Given information:

# # # #

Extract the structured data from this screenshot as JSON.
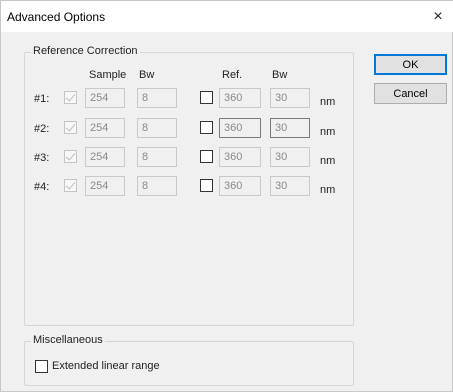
{
  "dialog": {
    "title": "Advanced Options",
    "close_label": "×"
  },
  "reference_group": {
    "legend": "Reference Correction",
    "headers": {
      "sample": "Sample",
      "bw1": "Bw",
      "ref": "Ref.",
      "bw2": "Bw"
    },
    "rows": [
      {
        "label": "#1:",
        "sample": "254",
        "bw": "8",
        "ref": "360",
        "ref_bw": "30",
        "unit": "nm"
      },
      {
        "label": "#2:",
        "sample": "254",
        "bw": "8",
        "ref": "360",
        "ref_bw": "30",
        "unit": "nm"
      },
      {
        "label": "#3:",
        "sample": "254",
        "bw": "8",
        "ref": "360",
        "ref_bw": "30",
        "unit": "nm"
      },
      {
        "label": "#4:",
        "sample": "254",
        "bw": "8",
        "ref": "360",
        "ref_bw": "30",
        "unit": "nm"
      }
    ]
  },
  "misc_group": {
    "legend": "Miscellaneous",
    "extended_label": "Extended linear range"
  },
  "buttons": {
    "ok": "OK",
    "cancel": "Cancel"
  }
}
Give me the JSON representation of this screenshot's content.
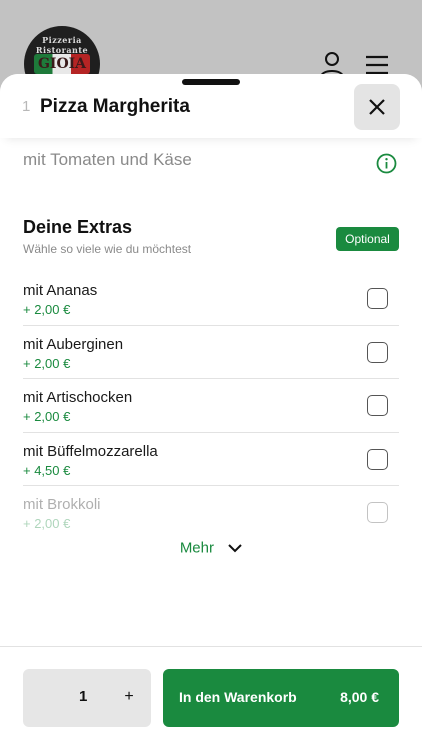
{
  "background": {
    "logo": {
      "ring_text": "Pizzeria Ristorante",
      "wordmark": "GIOIA"
    }
  },
  "product": {
    "quantity_prefix": "1",
    "title": "Pizza Margherita",
    "description": "mit Tomaten und Käse"
  },
  "extras": {
    "title": "Deine Extras",
    "subtitle": "Wähle so viele wie du möchtest",
    "badge": "Optional",
    "options": [
      {
        "name": "mit Ananas",
        "price": "+ 2,00 €"
      },
      {
        "name": "mit Auberginen",
        "price": "+ 2,00 €"
      },
      {
        "name": "mit Artischocken",
        "price": "+ 2,00 €"
      },
      {
        "name": "mit Büffelmozzarella",
        "price": "+ 4,50 €"
      },
      {
        "name": "mit Brokkoli",
        "price": "+ 2,00 €"
      }
    ],
    "more_label": "Mehr"
  },
  "footer": {
    "quantity": "1",
    "plus": "+",
    "add_to_cart": "In den Warenkorb",
    "total": "8,00 €"
  },
  "colors": {
    "accent": "#1a8a3f",
    "overlay": "#b9b9b9"
  }
}
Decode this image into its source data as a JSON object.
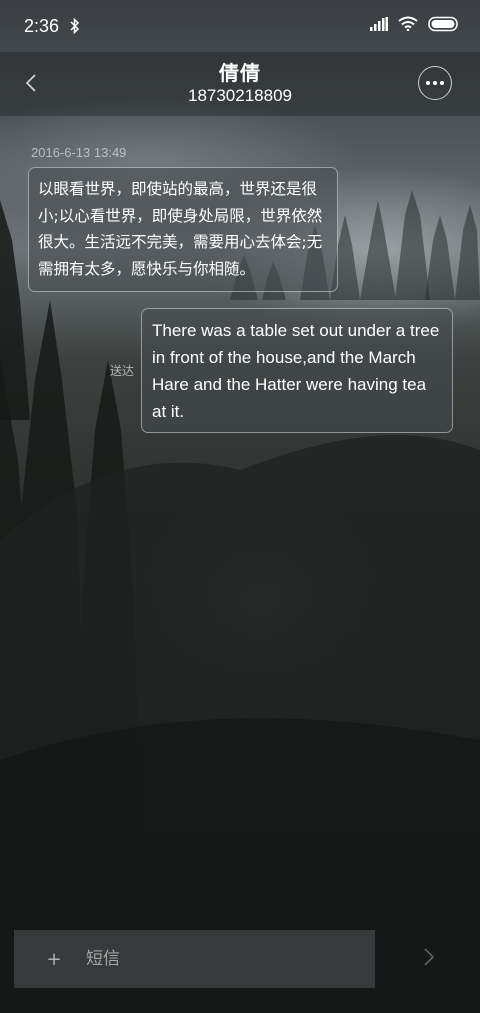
{
  "status_bar": {
    "time": "2:36"
  },
  "header": {
    "contact_name": "倩倩",
    "contact_number": "18730218809"
  },
  "conversation": {
    "timestamp": "2016-6-13 13:49",
    "messages": [
      {
        "direction": "incoming",
        "text": "以眼看世界，即使站的最高，世界还是很小;以心看世界，即使身处局限，世界依然很大。生活远不完美，需要用心去体会;无需拥有太多，愿快乐与你相随。"
      },
      {
        "direction": "outgoing",
        "status": "送达",
        "text": "There was a table set out under a tree in front of the house,and the March Hare and the Hatter were having tea at it."
      }
    ]
  },
  "composer": {
    "add_label": "+",
    "placeholder": "短信"
  },
  "icons": {
    "back": "chevron-left-icon",
    "more": "more-dots-icon",
    "send": "chevron-right-icon",
    "bluetooth": "bluetooth-icon",
    "signal": "signal-icon",
    "wifi": "wifi-icon",
    "battery": "battery-icon"
  }
}
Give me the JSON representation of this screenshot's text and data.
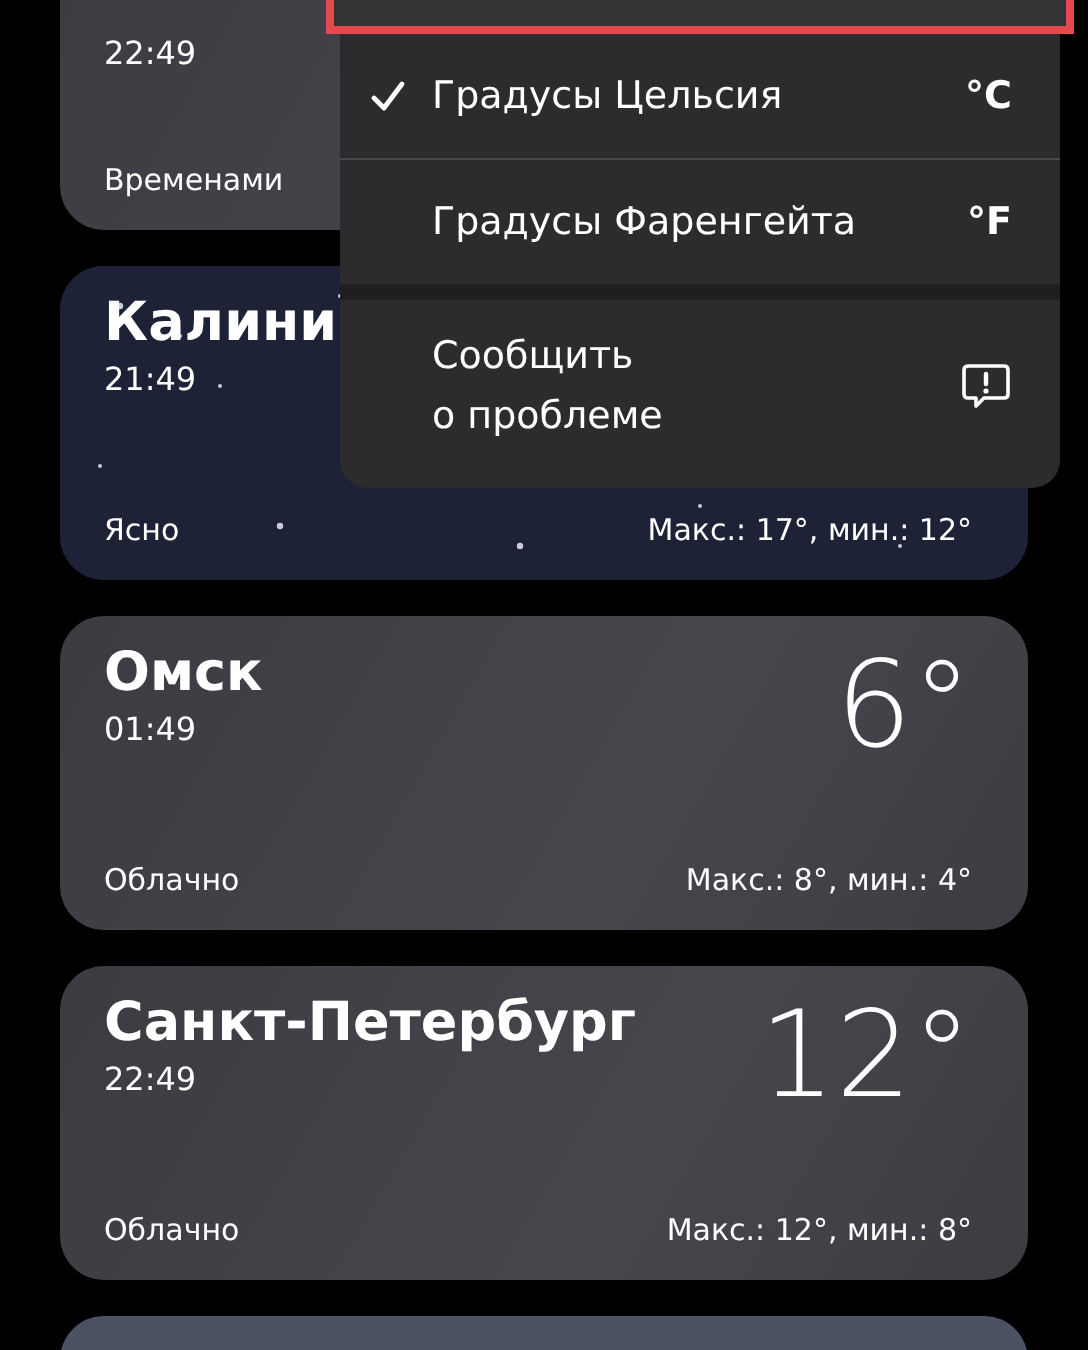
{
  "cities": [
    {
      "kind": "cloudy",
      "time": "22:49",
      "condition": "Временами"
    },
    {
      "kind": "night",
      "name": "Калини",
      "time": "21:49",
      "condition": "Ясно",
      "range": "Макс.: 17°, мин.: 12°"
    },
    {
      "kind": "cloudy",
      "name": "Омск",
      "time": "01:49",
      "condition": "Облачно",
      "temperature": "6°",
      "range": "Макс.: 8°, мин.: 4°"
    },
    {
      "kind": "cloudy",
      "name": "Санкт-Петербург",
      "time": "22:49",
      "condition": "Облачно",
      "temperature": "12°",
      "range": "Макс.: 12°, мин.: 8°"
    },
    {
      "kind": "blue"
    }
  ],
  "menu": {
    "items": [
      {
        "kind": "option",
        "label": "Градусы Цельсия",
        "symbol": "°C",
        "selected": true
      },
      {
        "kind": "option",
        "label": "Градусы Фаренгейта",
        "symbol": "°F",
        "selected": false
      },
      {
        "kind": "action",
        "label": "Сообщить\nо проблеме"
      }
    ]
  }
}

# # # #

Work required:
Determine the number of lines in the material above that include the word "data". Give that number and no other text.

Finished exercise:
3